NZSE:VTL Past Revenue and Net Income, January 5th 2020

It is important to remember that ROCE shows past performance, and is not necessarily predictive. ROCE can be misleading for companies in cyclical industries, with returns looking impressive during the boom times, but very weak during the busts. This is because ROCE only looks at one year, instead of considering returns across a whole cycle. You can check if Vital has cyclical profits by looking at this free graph of past earnings, revenue and cash flow.

Vital's Current Liabilities And Their Impact On Its ROCE

Current liabilities include invoices, such as supplier payments, short-term debt, or a tax bill, that need to be paid within 12 months. Due to the way ROCE is calculated, a high level of current liabilities makes a company look as though it has less capital employed, and thus can (sometimes unfairly) boost the ROCE. To check the impact of this, we calculate if a company has high current liabilities relative to its total assets.

Vital has total assets of NZ$67m and current liabilities of NZ$10m. Therefore its current liabilities are equivalent to approximately 16% of its total assets. Current liabilities are minimal, limiting the impact on ROCE.

What We Can Learn From Vital's ROCE

This is good to see, and with a sound ROCE, Vital could be worth a closer look. Vital looks strong on this analysis, but there are plenty of other companies that could be a good opportunity . Here is a free list of companies growing earnings rapidly.

I will like Vital better if I see some big insider buys. While we wait, check out this free list of growing companies with considerable, recent, insider buying.

If you spot an error that warrants correction, please contact the editor at editorial-team@simplywallst.com. This article by Simply Wall St is general in nature. It does not constitute a recommendation to buy or sell any stock, and does not take account of your objectives, or your financial situation. Simply Wall St has no position in the stocks mentioned.

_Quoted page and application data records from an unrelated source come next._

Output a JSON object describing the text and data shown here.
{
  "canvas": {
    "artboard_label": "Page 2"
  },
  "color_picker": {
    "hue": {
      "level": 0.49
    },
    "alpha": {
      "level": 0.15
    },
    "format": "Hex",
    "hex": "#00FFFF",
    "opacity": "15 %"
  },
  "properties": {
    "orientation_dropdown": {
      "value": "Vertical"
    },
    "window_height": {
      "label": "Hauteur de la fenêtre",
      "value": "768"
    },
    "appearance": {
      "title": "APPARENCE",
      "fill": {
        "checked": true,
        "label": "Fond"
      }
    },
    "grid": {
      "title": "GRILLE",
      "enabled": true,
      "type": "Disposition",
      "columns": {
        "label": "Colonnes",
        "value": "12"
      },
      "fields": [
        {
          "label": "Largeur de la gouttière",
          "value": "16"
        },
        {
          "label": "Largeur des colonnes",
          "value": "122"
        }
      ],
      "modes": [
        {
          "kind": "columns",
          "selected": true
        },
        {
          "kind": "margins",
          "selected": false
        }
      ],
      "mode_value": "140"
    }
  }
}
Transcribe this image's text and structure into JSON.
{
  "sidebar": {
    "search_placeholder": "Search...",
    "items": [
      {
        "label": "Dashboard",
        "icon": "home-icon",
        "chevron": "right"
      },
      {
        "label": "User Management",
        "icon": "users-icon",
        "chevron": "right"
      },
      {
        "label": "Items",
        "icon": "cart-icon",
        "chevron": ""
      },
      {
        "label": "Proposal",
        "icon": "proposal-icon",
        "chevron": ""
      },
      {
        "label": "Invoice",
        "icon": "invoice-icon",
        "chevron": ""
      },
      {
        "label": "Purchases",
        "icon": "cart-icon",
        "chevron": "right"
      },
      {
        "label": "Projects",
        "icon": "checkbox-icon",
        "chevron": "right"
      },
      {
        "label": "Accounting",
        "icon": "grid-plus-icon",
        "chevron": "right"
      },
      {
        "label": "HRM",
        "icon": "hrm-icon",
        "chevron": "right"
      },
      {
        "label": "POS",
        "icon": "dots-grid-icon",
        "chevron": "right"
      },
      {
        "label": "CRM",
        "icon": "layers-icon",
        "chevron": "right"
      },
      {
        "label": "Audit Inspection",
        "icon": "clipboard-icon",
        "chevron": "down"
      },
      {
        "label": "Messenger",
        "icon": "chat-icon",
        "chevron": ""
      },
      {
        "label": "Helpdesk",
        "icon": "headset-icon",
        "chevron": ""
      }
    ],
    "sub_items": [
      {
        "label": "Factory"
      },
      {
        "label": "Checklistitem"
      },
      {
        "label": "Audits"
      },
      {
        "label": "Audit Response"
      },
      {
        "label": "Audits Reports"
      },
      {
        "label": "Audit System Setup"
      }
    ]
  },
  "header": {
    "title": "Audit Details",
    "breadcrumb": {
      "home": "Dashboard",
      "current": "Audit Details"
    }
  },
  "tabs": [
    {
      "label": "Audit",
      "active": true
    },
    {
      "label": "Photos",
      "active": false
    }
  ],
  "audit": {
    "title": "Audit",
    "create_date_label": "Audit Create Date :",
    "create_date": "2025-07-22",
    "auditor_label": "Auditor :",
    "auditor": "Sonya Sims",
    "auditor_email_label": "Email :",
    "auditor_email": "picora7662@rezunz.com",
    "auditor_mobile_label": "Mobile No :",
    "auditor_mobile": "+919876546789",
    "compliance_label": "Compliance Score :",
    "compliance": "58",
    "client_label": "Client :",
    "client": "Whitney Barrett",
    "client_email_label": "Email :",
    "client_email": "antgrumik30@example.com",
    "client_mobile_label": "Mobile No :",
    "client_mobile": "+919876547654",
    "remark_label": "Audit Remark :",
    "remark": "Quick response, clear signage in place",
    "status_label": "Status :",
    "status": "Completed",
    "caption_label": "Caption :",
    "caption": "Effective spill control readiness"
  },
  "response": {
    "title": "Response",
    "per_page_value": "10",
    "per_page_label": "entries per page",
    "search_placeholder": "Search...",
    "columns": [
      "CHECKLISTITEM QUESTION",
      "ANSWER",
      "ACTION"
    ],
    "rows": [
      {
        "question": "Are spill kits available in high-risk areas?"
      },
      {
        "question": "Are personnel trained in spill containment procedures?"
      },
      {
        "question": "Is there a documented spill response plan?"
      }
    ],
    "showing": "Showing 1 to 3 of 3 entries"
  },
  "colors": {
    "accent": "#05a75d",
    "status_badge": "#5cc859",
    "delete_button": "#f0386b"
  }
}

We aim to bring you long-term focused research analysis driven by fundamental data. Note that our analysis may not factor in the latest price-sensitive company announcements or qualitative material. Thank you for reading.